300g/12oz/2 cups of Dove’s Farm Gluten Free Self Raising Flour
1 tablespoon of cinnamon
1 cup/8 fl.oz/200ml of sunflower oil
1 tablespoon of golden syrup
1 cup of soya milk (or possibly a little more to get a good mixture)
2 teaspoons of natural vanilla extract
2 good handfuls of raisins (or more if you like!)
1 or 2 tablespoons of preserving sugar or sugar crystals (optional)
Oil your cake tin and preheat oven to 180C/360F. Mix together the flour and cinnamon. Make a well in the middle and pour in the oil, golden syrup, soya milk, and vanilla – mix well. Stir in the lovely juicy sweet raisins and then sprinkle the preserving sugar, if using, on top. Pour into cake tin and bake for about half an hour or until cooked in middle (insert a knife or skewer into the centre of cake and if cooked it will come out clean).
The Old Auction Room in Strichen, Aberdeenshire, has recently been all done up and its wonderful café always has gorgeous vegan cake! There seems to be a vegan and gluten-free main or soup each day too. Above is a raw chocolate brownie, below a slice of date and walnut loaf, both gluten-free.

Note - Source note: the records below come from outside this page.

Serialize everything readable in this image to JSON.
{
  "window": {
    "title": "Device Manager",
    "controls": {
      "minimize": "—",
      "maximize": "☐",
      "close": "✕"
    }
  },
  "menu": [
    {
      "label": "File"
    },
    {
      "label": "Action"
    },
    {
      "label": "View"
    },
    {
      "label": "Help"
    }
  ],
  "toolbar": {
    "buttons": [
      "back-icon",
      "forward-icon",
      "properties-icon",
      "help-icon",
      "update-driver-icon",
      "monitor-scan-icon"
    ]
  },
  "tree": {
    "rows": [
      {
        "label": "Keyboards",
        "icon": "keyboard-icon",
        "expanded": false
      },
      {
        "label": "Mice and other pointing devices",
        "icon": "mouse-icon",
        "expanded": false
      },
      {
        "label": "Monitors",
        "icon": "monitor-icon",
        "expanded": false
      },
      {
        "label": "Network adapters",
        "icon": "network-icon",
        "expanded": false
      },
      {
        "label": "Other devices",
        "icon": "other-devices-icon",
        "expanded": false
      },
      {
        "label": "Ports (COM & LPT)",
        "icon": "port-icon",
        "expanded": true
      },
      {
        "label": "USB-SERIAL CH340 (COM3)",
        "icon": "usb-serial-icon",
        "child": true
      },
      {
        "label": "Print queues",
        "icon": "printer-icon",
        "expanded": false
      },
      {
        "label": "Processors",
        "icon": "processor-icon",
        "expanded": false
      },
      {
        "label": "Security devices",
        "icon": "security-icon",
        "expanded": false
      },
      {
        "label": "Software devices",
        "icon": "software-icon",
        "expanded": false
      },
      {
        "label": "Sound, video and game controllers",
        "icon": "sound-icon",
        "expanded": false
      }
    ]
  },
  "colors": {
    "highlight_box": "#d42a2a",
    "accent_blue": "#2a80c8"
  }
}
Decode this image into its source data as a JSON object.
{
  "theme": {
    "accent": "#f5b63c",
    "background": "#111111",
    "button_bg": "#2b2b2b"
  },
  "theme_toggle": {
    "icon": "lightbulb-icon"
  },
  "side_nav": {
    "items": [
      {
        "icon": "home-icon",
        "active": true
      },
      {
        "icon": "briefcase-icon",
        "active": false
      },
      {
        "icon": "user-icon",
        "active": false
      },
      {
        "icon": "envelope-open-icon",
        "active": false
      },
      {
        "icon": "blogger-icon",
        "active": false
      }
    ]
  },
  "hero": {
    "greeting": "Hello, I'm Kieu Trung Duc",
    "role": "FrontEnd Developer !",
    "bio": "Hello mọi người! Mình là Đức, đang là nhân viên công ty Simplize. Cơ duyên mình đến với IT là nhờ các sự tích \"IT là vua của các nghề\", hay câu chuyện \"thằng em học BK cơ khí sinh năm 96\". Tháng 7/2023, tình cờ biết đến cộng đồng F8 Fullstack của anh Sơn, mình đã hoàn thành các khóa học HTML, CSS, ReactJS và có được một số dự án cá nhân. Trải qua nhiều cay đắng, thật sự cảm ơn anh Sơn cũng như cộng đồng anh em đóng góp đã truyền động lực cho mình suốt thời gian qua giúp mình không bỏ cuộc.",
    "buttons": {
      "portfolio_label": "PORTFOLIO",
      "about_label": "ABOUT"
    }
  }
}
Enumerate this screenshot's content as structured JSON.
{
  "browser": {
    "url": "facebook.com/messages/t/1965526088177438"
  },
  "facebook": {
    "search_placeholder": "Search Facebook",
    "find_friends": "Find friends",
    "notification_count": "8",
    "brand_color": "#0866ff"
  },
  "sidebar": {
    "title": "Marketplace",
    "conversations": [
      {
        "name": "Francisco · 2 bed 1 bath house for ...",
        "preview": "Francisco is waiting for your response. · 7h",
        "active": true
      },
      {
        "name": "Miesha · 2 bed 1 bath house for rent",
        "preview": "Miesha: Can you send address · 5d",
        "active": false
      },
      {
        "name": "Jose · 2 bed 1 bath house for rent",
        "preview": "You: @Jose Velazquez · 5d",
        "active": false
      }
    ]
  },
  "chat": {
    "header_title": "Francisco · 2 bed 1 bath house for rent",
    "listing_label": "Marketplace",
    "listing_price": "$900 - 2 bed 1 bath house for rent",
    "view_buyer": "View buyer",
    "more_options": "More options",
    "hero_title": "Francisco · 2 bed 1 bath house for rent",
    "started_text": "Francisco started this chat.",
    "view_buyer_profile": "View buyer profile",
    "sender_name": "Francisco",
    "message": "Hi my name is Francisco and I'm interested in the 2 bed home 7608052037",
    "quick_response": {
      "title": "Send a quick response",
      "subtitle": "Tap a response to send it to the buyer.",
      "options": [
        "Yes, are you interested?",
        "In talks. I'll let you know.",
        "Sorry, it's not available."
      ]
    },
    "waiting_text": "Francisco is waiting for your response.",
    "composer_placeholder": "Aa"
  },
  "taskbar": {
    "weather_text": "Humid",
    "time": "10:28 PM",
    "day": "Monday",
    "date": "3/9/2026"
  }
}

They also have vintage clothes, old books and antiques for sale. Some hats:
There’s a florist and a barber on the premises too.